* _Assigned task_
Your answer must be an exact copy of the listing that follows, with all pictures omitted.

----- Supplied material -----

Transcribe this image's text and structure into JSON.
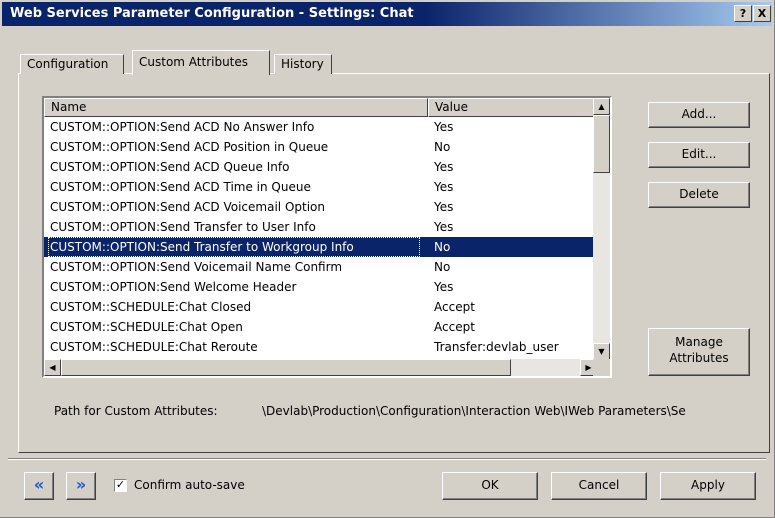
{
  "window": {
    "title": "Web Services Parameter Configuration - Settings: Chat",
    "help_label": "?",
    "close_label": "X"
  },
  "tabs": [
    {
      "label": "Configuration",
      "active": false
    },
    {
      "label": "Custom Attributes",
      "active": true
    },
    {
      "label": "History",
      "active": false
    }
  ],
  "list": {
    "columns": [
      "Name",
      "Value"
    ],
    "rows": [
      {
        "name": "CUSTOM::OPTION:Send ACD No Answer Info",
        "value": "Yes"
      },
      {
        "name": "CUSTOM::OPTION:Send ACD Position in Queue",
        "value": "No"
      },
      {
        "name": "CUSTOM::OPTION:Send ACD Queue Info",
        "value": "Yes"
      },
      {
        "name": "CUSTOM::OPTION:Send ACD Time in Queue",
        "value": "Yes"
      },
      {
        "name": "CUSTOM::OPTION:Send ACD Voicemail Option",
        "value": "Yes"
      },
      {
        "name": "CUSTOM::OPTION:Send Transfer to User Info",
        "value": "Yes"
      },
      {
        "name": "CUSTOM::OPTION:Send Transfer to Workgroup Info",
        "value": "No",
        "selected": true
      },
      {
        "name": "CUSTOM::OPTION:Send Voicemail Name Confirm",
        "value": "No"
      },
      {
        "name": "CUSTOM::OPTION:Send Welcome Header",
        "value": "Yes"
      },
      {
        "name": "CUSTOM::SCHEDULE:Chat Closed",
        "value": "Accept"
      },
      {
        "name": "CUSTOM::SCHEDULE:Chat Open",
        "value": "Accept"
      },
      {
        "name": "CUSTOM::SCHEDULE:Chat Reroute",
        "value": "Transfer:devlab_user"
      }
    ]
  },
  "buttons": {
    "add": "Add...",
    "edit": "Edit...",
    "delete": "Delete",
    "manage_line1": "Manage",
    "manage_line2": "Attributes"
  },
  "path": {
    "label": "Path for Custom Attributes:",
    "value": "\\Devlab\\Production\\Configuration\\Interaction Web\\IWeb Parameters\\Se"
  },
  "footer": {
    "prev_glyph": "«",
    "next_glyph": "»",
    "confirm_label": "Confirm auto-save",
    "confirm_checked": true,
    "check_glyph": "✓",
    "ok": "OK",
    "cancel": "Cancel",
    "apply": "Apply"
  },
  "colors": {
    "title_bar": "#0a246a",
    "selection": "#0a246a",
    "face": "#d4d0c8",
    "nav_arrow": "#1e56c8"
  }
}
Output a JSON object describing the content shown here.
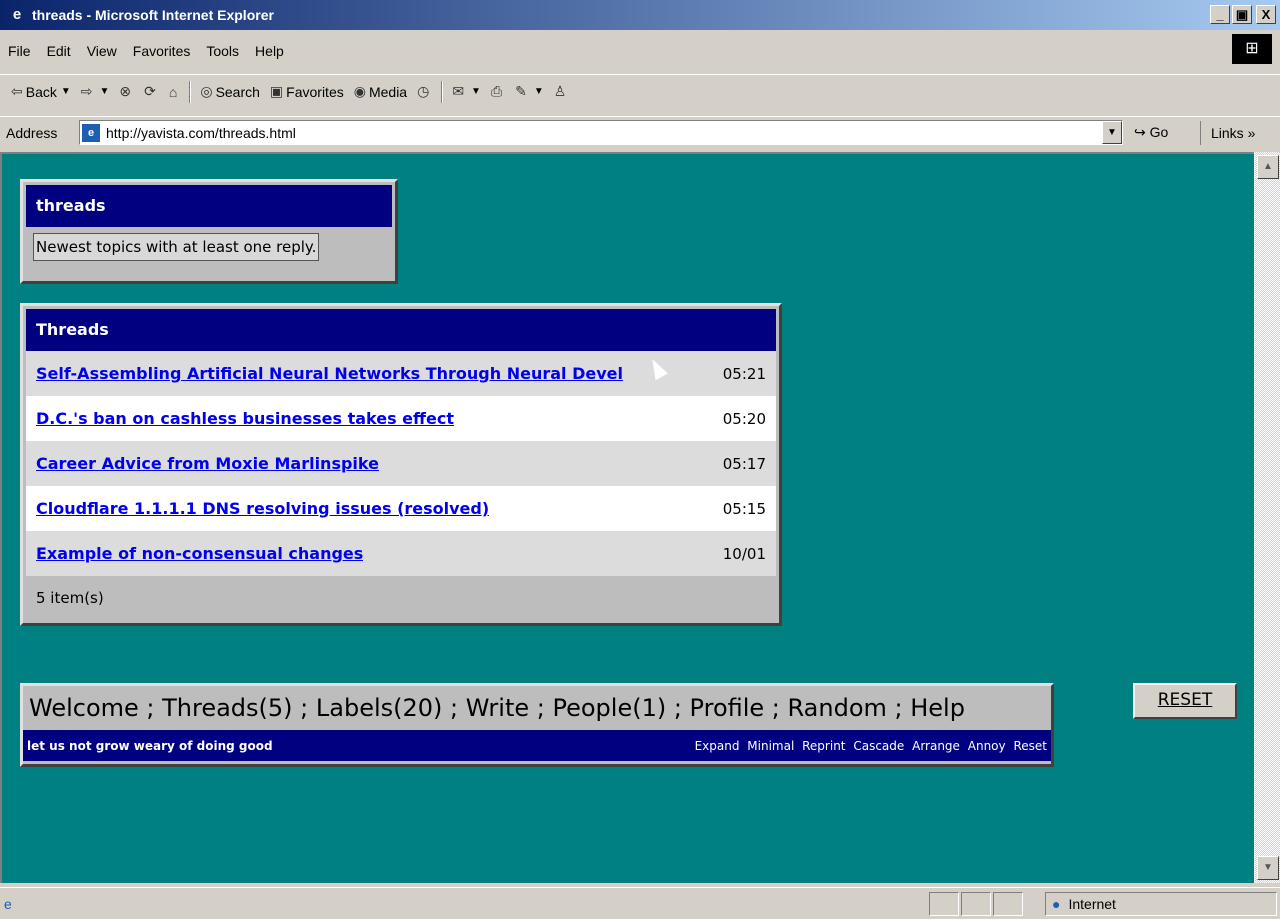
{
  "window": {
    "title": "threads - Microsoft Internet Explorer",
    "minimize": "_",
    "maximize": "▣",
    "close": "X",
    "app_icon": "ie-icon"
  },
  "menu": {
    "items": [
      "File",
      "Edit",
      "View",
      "Favorites",
      "Tools",
      "Help"
    ]
  },
  "toolbar": {
    "back": "Back",
    "search": "Search",
    "favorites": "Favorites",
    "media": "Media"
  },
  "address": {
    "label": "Address",
    "url": "http://yavista.com/threads.html",
    "go": "Go",
    "links": "Links"
  },
  "statusbar": {
    "zone": "Internet"
  },
  "page": {
    "header_box": {
      "title": "threads",
      "description": "Newest topics with at least one reply."
    },
    "threads_box": {
      "title": "Threads",
      "rows": [
        {
          "title": "Self-Assembling Artificial Neural Networks Through Neural Devel",
          "time": "05:21"
        },
        {
          "title": "D.C.'s ban on cashless businesses takes effect",
          "time": "05:20"
        },
        {
          "title": "Career Advice from Moxie Marlinspike",
          "time": "05:17"
        },
        {
          "title": "Cloudflare 1.1.1.1 DNS resolving issues (resolved)",
          "time": "05:15"
        },
        {
          "title": "Example of non-consensual changes",
          "time": "10/01"
        }
      ],
      "count": "5 item(s)"
    },
    "nav": {
      "links": [
        "Welcome",
        "Threads(5)",
        "Labels(20)",
        "Write",
        "People(1)",
        "Profile",
        "Random",
        "Help"
      ],
      "separator": " ; ",
      "motto": "let us not grow weary of doing good",
      "actions": [
        "Expand",
        "Minimal",
        "Reprint",
        "Cascade",
        "Arrange",
        "Annoy",
        "Reset"
      ]
    },
    "reset_button": "RESET"
  }
}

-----

* _The answer_
Transcribe this image's text and structure into JSON.
{
  "window": {
    "title": "Web Services Parameter Configuration - Settings: Chat",
    "help_label": "?",
    "close_label": "X"
  },
  "tabs": [
    {
      "label": "Configuration",
      "active": false
    },
    {
      "label": "Custom Attributes",
      "active": true
    },
    {
      "label": "History",
      "active": false
    }
  ],
  "list": {
    "columns": [
      "Name",
      "Value"
    ],
    "rows": [
      {
        "name": "CUSTOM::OPTION:Send ACD No Answer Info",
        "value": "Yes"
      },
      {
        "name": "CUSTOM::OPTION:Send ACD Position in Queue",
        "value": "No"
      },
      {
        "name": "CUSTOM::OPTION:Send ACD Queue Info",
        "value": "Yes"
      },
      {
        "name": "CUSTOM::OPTION:Send ACD Time in Queue",
        "value": "Yes"
      },
      {
        "name": "CUSTOM::OPTION:Send ACD Voicemail Option",
        "value": "Yes"
      },
      {
        "name": "CUSTOM::OPTION:Send Transfer to User Info",
        "value": "Yes"
      },
      {
        "name": "CUSTOM::OPTION:Send Transfer to Workgroup Info",
        "value": "No",
        "selected": true
      },
      {
        "name": "CUSTOM::OPTION:Send Voicemail Name Confirm",
        "value": "No"
      },
      {
        "name": "CUSTOM::OPTION:Send Welcome Header",
        "value": "Yes"
      },
      {
        "name": "CUSTOM::SCHEDULE:Chat Closed",
        "value": "Accept"
      },
      {
        "name": "CUSTOM::SCHEDULE:Chat Open",
        "value": "Accept"
      },
      {
        "name": "CUSTOM::SCHEDULE:Chat Reroute",
        "value": "Transfer:devlab_user"
      }
    ]
  },
  "buttons": {
    "add": "Add...",
    "edit": "Edit...",
    "delete": "Delete",
    "manage_line1": "Manage",
    "manage_line2": "Attributes"
  },
  "path": {
    "label": "Path for Custom Attributes:",
    "value": "\\Devlab\\Production\\Configuration\\Interaction Web\\IWeb Parameters\\Se"
  },
  "footer": {
    "prev_glyph": "«",
    "next_glyph": "»",
    "confirm_label": "Confirm auto-save",
    "confirm_checked": true,
    "check_glyph": "✓",
    "ok": "OK",
    "cancel": "Cancel",
    "apply": "Apply"
  },
  "colors": {
    "title_bar": "#0a246a",
    "selection": "#0a246a",
    "face": "#d4d0c8",
    "nav_arrow": "#1e56c8"
  }
}
Output a JSON object describing the content shown here.
{
  "window": {
    "title": "threads - Microsoft Internet Explorer",
    "minimize": "_",
    "maximize": "▣",
    "close": "X",
    "app_icon": "ie-icon"
  },
  "menu": {
    "items": [
      "File",
      "Edit",
      "View",
      "Favorites",
      "Tools",
      "Help"
    ]
  },
  "toolbar": {
    "back": "Back",
    "search": "Search",
    "favorites": "Favorites",
    "media": "Media"
  },
  "address": {
    "label": "Address",
    "url": "http://yavista.com/threads.html",
    "go": "Go",
    "links": "Links"
  },
  "statusbar": {
    "zone": "Internet"
  },
  "page": {
    "header_box": {
      "title": "threads",
      "description": "Newest topics with at least one reply."
    },
    "threads_box": {
      "title": "Threads",
      "rows": [
        {
          "title": "Self-Assembling Artificial Neural Networks Through Neural Devel",
          "time": "05:21"
        },
        {
          "title": "D.C.'s ban on cashless businesses takes effect",
          "time": "05:20"
        },
        {
          "title": "Career Advice from Moxie Marlinspike",
          "time": "05:17"
        },
        {
          "title": "Cloudflare 1.1.1.1 DNS resolving issues (resolved)",
          "time": "05:15"
        },
        {
          "title": "Example of non-consensual changes",
          "time": "10/01"
        }
      ],
      "count": "5 item(s)"
    },
    "nav": {
      "links": [
        "Welcome",
        "Threads(5)",
        "Labels(20)",
        "Write",
        "People(1)",
        "Profile",
        "Random",
        "Help"
      ],
      "separator": " ; ",
      "motto": "let us not grow weary of doing good",
      "actions": [
        "Expand",
        "Minimal",
        "Reprint",
        "Cascade",
        "Arrange",
        "Annoy",
        "Reset"
      ]
    },
    "reset_button": "RESET"
  }
}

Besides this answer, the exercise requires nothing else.